71-72). In addition, Friar Lawrence marries Romeo and Juliet without even thinking of the consequences that the marriage will bring; he just does it in hopes that “this alliance may so happy prove to turn your households’ rancor to pure love” (2.3. 98-99). Friar Lawrence may have good intentions in mind, but his actions played a heavy role in the whole tragedy of Romeo and Juliet. Devising a risky and poorly thought out plan exemplifies one of the many mistakes made by Friar Lawrence, which led to the deaths of Romeo and Juliet.
Strong and independent, Juliet seeks to escape her family’s will to marry her off to Paris, a kinsman of the Prince. Fate ties these adolescents’ lives together binding them to witness the ill-fortunes of Romeo and Juliet’s love. Romeo and Juliet prove themselves woefully impulsive through their words and actions, which ultimately lead them along a series of unfortunate mishaps. Romeo’s numerous rash decisions demonstrates his great impulsiveness. Romeo at first grieves over his unreciprocated love for Rosaline, but after he sees Juliet; he forgets about Rosaline entirely.

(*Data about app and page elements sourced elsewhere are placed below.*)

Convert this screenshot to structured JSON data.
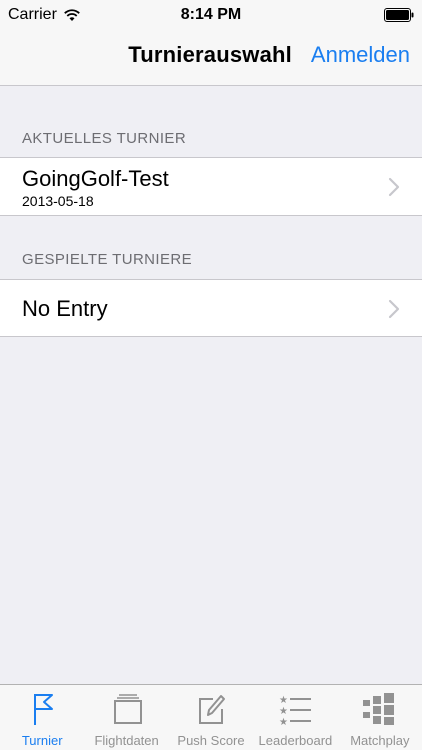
{
  "status_bar": {
    "carrier": "Carrier",
    "time": "8:14 PM",
    "wifi_icon": "wifi-icon",
    "battery_icon": "battery-icon"
  },
  "nav": {
    "title": "Turnierauswahl",
    "action_label": "Anmelden"
  },
  "current_section": {
    "header": "AKTUELLES TURNIER",
    "items": [
      {
        "title": "GoingGolf-Test",
        "subtitle": "2013-05-18"
      }
    ]
  },
  "played_section": {
    "header": "GESPIELTE TURNIERE",
    "items": [
      {
        "title": "No Entry"
      }
    ]
  },
  "tab_bar": {
    "tabs": [
      {
        "label": "Turnier",
        "icon": "flag-icon",
        "active": true
      },
      {
        "label": "Flightdaten",
        "icon": "stack-icon",
        "active": false
      },
      {
        "label": "Push Score",
        "icon": "edit-icon",
        "active": false
      },
      {
        "label": "Leaderboard",
        "icon": "list-stars-icon",
        "active": false
      },
      {
        "label": "Matchplay",
        "icon": "bracket-icon",
        "active": false
      }
    ]
  },
  "colors": {
    "accent": "#1a7ef0",
    "background": "#efeff4",
    "tab_inactive": "#929292"
  }
}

Also this quote reveals to the audience Romeo’s hamartia. Since he is too quick and rash it will inevitably lead him to his fatal death; and through this quote you could see where Romeo went wrong and how it will greatly affect him. Furthermore Romeo leads the audience to believe that he is just infatuated by Juliet’s looks; due to the fact he was strongly in love with Rosaline and then all of sudden falls in love with Juliet and forgets about Rosaline which he claimed to be his one and only love. “Young men’s love then lies Not truly in their hearts, but in their eyes.”(II.III.65). This quote that Friar Lawrence states planted into the readers mind that Romeo might not be truly in love but rather infatuated.